=== Section Start ===
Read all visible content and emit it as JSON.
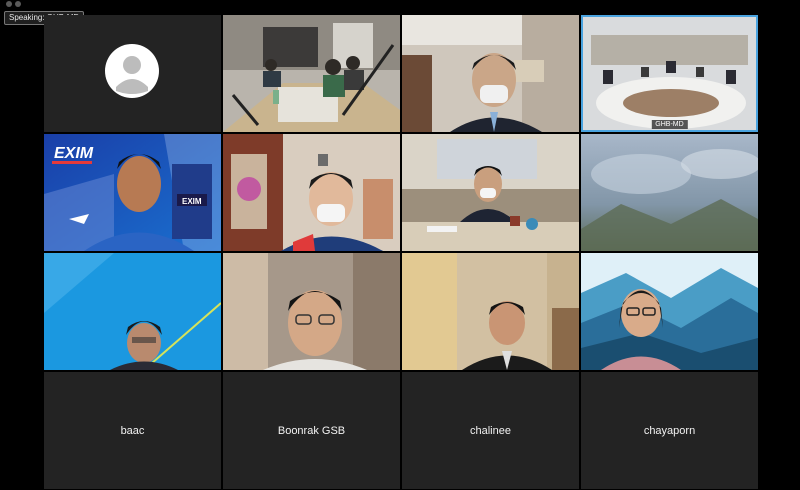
{
  "speaking_indicator": "Speaking: GHB-MD",
  "active_speaker_label": "GHB-MD",
  "participants_no_video": [
    "baac",
    "Boonrak GSB",
    "chalinee",
    "chayaporn"
  ],
  "colors": {
    "active_border": "#4aa3df",
    "tile_bg": "#232323",
    "page_bg": "#000000"
  },
  "video_logos": {
    "exim_banner": "EXIM",
    "exim_building": "EXIM"
  }
}
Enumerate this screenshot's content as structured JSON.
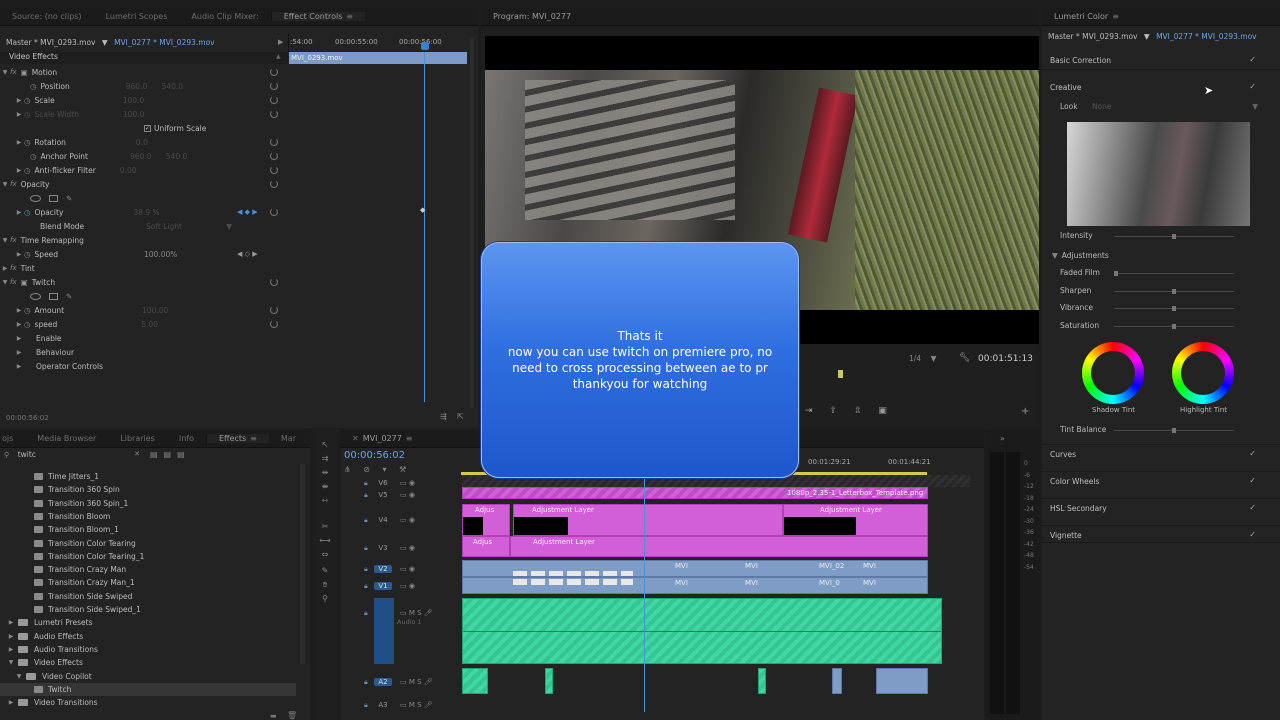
{
  "effect_controls": {
    "tabs": [
      "Source: (no clips)",
      "Lumetri Scopes",
      "Audio Clip Mixer:",
      "Effect Controls"
    ],
    "master_label": "Master * MVI_0293.mov",
    "clip_label": "MVI_0277 * MVI_0293.mov",
    "section_title": "Video Effects",
    "ruler": [
      ":54:00",
      "00:00:55:00",
      "00:00:56:00"
    ],
    "clip_bar": "MVI_0293.mov",
    "rows": {
      "motion": "Motion",
      "position": "Position",
      "scale": "Scale",
      "scale_width": "Scale Width",
      "uniform_scale": "Uniform Scale",
      "rotation": "Rotation",
      "anchor_point": "Anchor Point",
      "anti_flicker": "Anti-flicker Filter",
      "opacity_group": "Opacity",
      "opacity": "Opacity",
      "opacity_value": "38.9 %",
      "blend_mode": "Blend Mode",
      "blend_value": "Soft Light",
      "time_remap": "Time Remapping",
      "speed": "Speed",
      "speed_value": "100.00%",
      "tint": "Tint",
      "twitch": "Twitch",
      "amount": "Amount",
      "speed2": "speed",
      "enable": "Enable",
      "behaviour": "Behaviour",
      "operator_controls": "Operator Controls"
    },
    "timecode": "00:00:56:02"
  },
  "program_monitor": {
    "tab": "Program: MVI_0277",
    "zoom": "1/4",
    "timecode": "00:01:51:13"
  },
  "dialog": {
    "line1": "Thats it",
    "line2": "now you can use twitch on premiere pro, no need to cross processing between ae to pr",
    "line3": "thankyou for watching"
  },
  "effects_panel": {
    "tabs": [
      "ojs",
      "Media Browser",
      "Libraries",
      "Info",
      "Effects",
      "Mar"
    ],
    "search_value": "twitc",
    "items": [
      {
        "label": "Time Jitters_1",
        "indent": 2
      },
      {
        "label": "Transition 360 Spin",
        "indent": 2
      },
      {
        "label": "Transition 360 Spin_1",
        "indent": 2
      },
      {
        "label": "Transition Bloom",
        "indent": 2
      },
      {
        "label": "Transition Bloom_1",
        "indent": 2
      },
      {
        "label": "Transition Color Tearing",
        "indent": 2
      },
      {
        "label": "Transition Color Tearing_1",
        "indent": 2
      },
      {
        "label": "Transition Crazy Man",
        "indent": 2
      },
      {
        "label": "Transition Crazy Man_1",
        "indent": 2
      },
      {
        "label": "Transition Side Swiped",
        "indent": 2
      },
      {
        "label": "Transition Side Swiped_1",
        "indent": 2
      },
      {
        "label": "Lumetri Presets",
        "indent": 0
      },
      {
        "label": "Audio Effects",
        "indent": 0
      },
      {
        "label": "Audio Transitions",
        "indent": 0
      },
      {
        "label": "Video Effects",
        "indent": 0
      },
      {
        "label": "Video Copilot",
        "indent": 1
      },
      {
        "label": "Twitch",
        "indent": 2
      },
      {
        "label": "Video Transitions",
        "indent": 0
      }
    ]
  },
  "timeline": {
    "tab": "MVI_0277",
    "timecode": "00:00:56:02",
    "ruler": [
      "00:01:29:21",
      "00:01:44:21"
    ],
    "tracks": [
      "V6",
      "V5",
      "V4",
      "V3",
      "V2",
      "V1",
      "A1",
      "A2",
      "A3"
    ],
    "audio_label": "Audio 1",
    "clips": {
      "letterbox": "1080p_2.35-1_Letterbox_Template.png",
      "adjustment": "Adjustment Layer",
      "adjustment_short": "Adjus",
      "mvi": "MVI",
      "mvi_0": "MVI_0",
      "mvi_02": "MVI_02"
    }
  },
  "lumetri": {
    "tab": "Lumetri Color",
    "master_label": "Master * MVI_0293.mov",
    "clip_label": "MVI_0277 * MVI_0293.mov",
    "basic_correction": "Basic Correction",
    "creative": "Creative",
    "look_label": "Look",
    "look_value": "None",
    "intensity": "Intensity",
    "adjustments": "Adjustments",
    "faded_film": "Faded Film",
    "sharpen": "Sharpen",
    "vibrance": "Vibrance",
    "saturation": "Saturation",
    "shadow_tint": "Shadow Tint",
    "highlight_tint": "Highlight Tint",
    "tint_balance": "Tint Balance",
    "curves": "Curves",
    "color_wheels": "Color Wheels",
    "hsl_secondary": "HSL Secondary",
    "vignette": "Vignette",
    "check": "✓"
  }
}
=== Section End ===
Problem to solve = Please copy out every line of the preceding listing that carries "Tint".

Response =
      "tint": "Tint",
    "shadow_tint": "Shadow Tint",
    "highlight_tint": "Highlight Tint",
    "tint_balance": "Tint Balance",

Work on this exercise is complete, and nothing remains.